    The French Government and Civil Society’s Response to the East-Berlin Incident

    Jeongmin Lee | 2022, (85) | pp.353~387 | number of Cited : 0
    Abstract
    When the East Berlin Incident occurred, the French government mainly observed the movements of the West German government and tended to enter into negotiations with the South Korean government in accordance with Germany’s response. This attitude of negotiation made the French government take a passive stance. The French side showed this attitude because on the one hand, the number of people involved was significantly smaller than that of West Germany, and on the other hand, the French government had more difficulty in demanding the return of Lee Ungno and Park In-kyung, who had returned to South Korea voluntarily. Unlike the French government, French civil society has actively sought to release and return those involved in the East Berlin Incident. The French people continued to protest by continuing to send petitions and statements to both the South Korean and French governments, which continued until the end of the trial. In particular, they were trying to free four people, who had previously studied in France but had received no support from the French government because they had been arrested in South Korea. Their activities appear to have affected the release of Jeong Ha-ryong and Cho Young-soo, who had been imprisoned until the end of the trial.
  • 11.

    A Study on the Aspects of Grotesque Realism in the Movie <Joker>

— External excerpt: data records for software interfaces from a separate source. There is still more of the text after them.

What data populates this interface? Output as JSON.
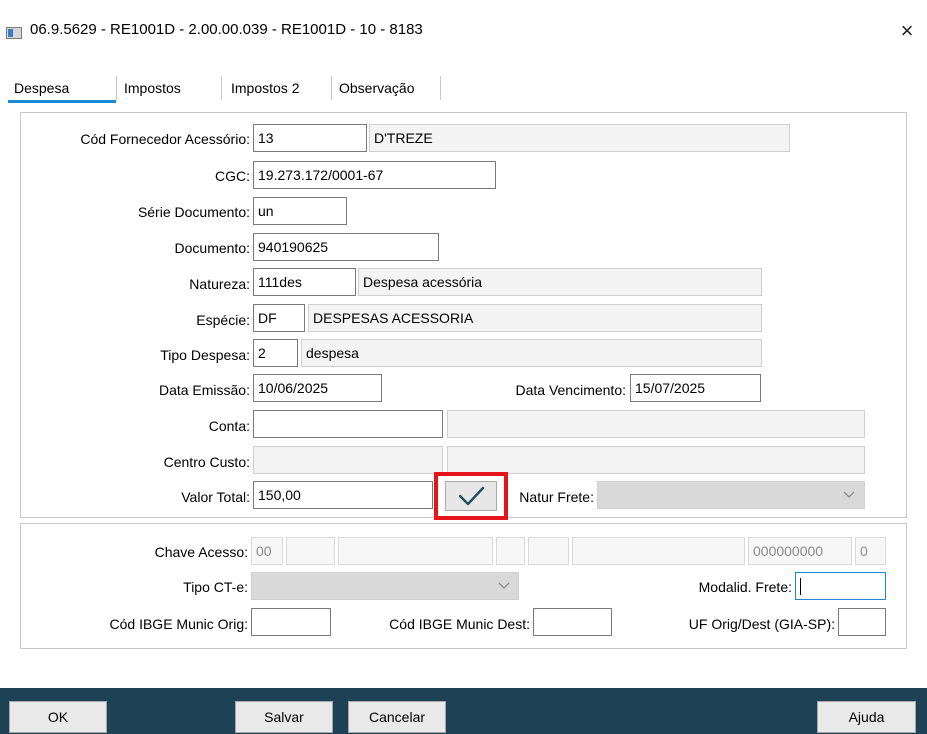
{
  "window": {
    "title": "06.9.5629 - RE1001D - 2.00.00.039 - RE1001D - 10 - 8183",
    "app_icon": "window-app-icon",
    "close_glyph": "×"
  },
  "tabs": [
    {
      "label": "Despesa",
      "active": true
    },
    {
      "label": "Impostos",
      "active": false
    },
    {
      "label": "Impostos 2",
      "active": false
    },
    {
      "label": "Observação",
      "active": false
    }
  ],
  "despesa": {
    "cod_fornecedor": {
      "label": "Cód Fornecedor Acessório:",
      "code": "13",
      "name": "D'TREZE"
    },
    "cgc": {
      "label": "CGC:",
      "value": "19.273.172/0001-67"
    },
    "serie": {
      "label": "Série Documento:",
      "value": "un"
    },
    "documento": {
      "label": "Documento:",
      "value": "940190625"
    },
    "natureza": {
      "label": "Natureza:",
      "code": "111des",
      "desc": "Despesa acessória"
    },
    "especie": {
      "label": "Espécie:",
      "code": "DF",
      "desc": "DESPESAS ACESSORIA"
    },
    "tipo_despesa": {
      "label": "Tipo Despesa:",
      "code": "2",
      "desc": "despesa"
    },
    "data_emissao": {
      "label": "Data Emissão:",
      "value": "10/06/2025"
    },
    "data_vencimento": {
      "label": "Data Vencimento:",
      "value": "15/07/2025"
    },
    "conta": {
      "label": "Conta:",
      "code": "",
      "desc": ""
    },
    "centro_custo": {
      "label": "Centro Custo:",
      "code": "",
      "desc": ""
    },
    "valor_total": {
      "label": "Valor Total:",
      "value": "150,00"
    },
    "natur_frete": {
      "label": "Natur Frete:",
      "value": ""
    }
  },
  "cte": {
    "chave_acesso": {
      "label": "Chave Acesso:",
      "parts": [
        "00",
        "",
        "",
        "",
        "",
        "",
        "000000000",
        "0"
      ]
    },
    "tipo_cte": {
      "label": "Tipo CT-e:",
      "value": ""
    },
    "modalid_frete": {
      "label": "Modalid. Frete:",
      "value": ""
    },
    "ibge_orig": {
      "label": "Cód IBGE Munic Orig:",
      "value": ""
    },
    "ibge_dest": {
      "label": "Cód IBGE Munic Dest:",
      "value": ""
    },
    "uf_orig_dest": {
      "label": "UF Orig/Dest (GIA-SP):",
      "value": ""
    }
  },
  "footer": {
    "ok": "OK",
    "salvar": "Salvar",
    "cancelar": "Cancelar",
    "ajuda": "Ajuda"
  },
  "colors": {
    "footer_bg": "#1d4256",
    "active_tab_underline": "#1a8ad4",
    "highlight": "#e8141c",
    "check_icon": "#1f4e63"
  }
}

    PARK, HEUITAE | 2022, (85) | pp.389~427 | number of Cited : 0
    Abstract PDF
    Joker (2019), directed by Todd Phillips, differentiates itself from existing superhero movies, by unconventionally bringing the character of Joker, who had taken a supporting role in the original series, to the forefront. Besides, on the realistic background of New York in the early 1980s, it projects the issue of polarization resulting from the economic injustice the world is facing today. The discourse implied by Joker argues for civil disobedience, including violence, which is different from the system-protecting discourse in Hollywood films, ‘to eradicate evil that threatens the world and to reestablish justice’, which has been mainly used in existing hero films. One of the decisive reasons for the favorable reception of such a film among the public is that it raises the issue of polarization, but the audience’s response to the prominent cultural phenomenon of our time, or the incorporation of subculture reflected in this film into the mainstream culture, must have played an important role as well. This study attempts to understand this cultural phenomenon as an aspect of the spread of the grotesque over time rather than simply considering it as anti-culture or counter-culture. Therefore, this study stipulates that the subversive forms of various layers appearing in Todd Phillips’ movie Joker and the public acceptance of these works are the basis for showing the recent trend of the expansion of the grotesque era. In this context, by analyzing this film from the perspective of grotesque realism, this study aims to find out why and in what way the overall structure of this work is built on the structure of grotesque. And, based on major grotesque theories, it checks also how this structure works to subvert the existing order, which is the main way that the grotesque emerges and operates. Approaching the work with a focus on the grotesque theory will be a way to effectively explain the various subversive aspects contained in this work.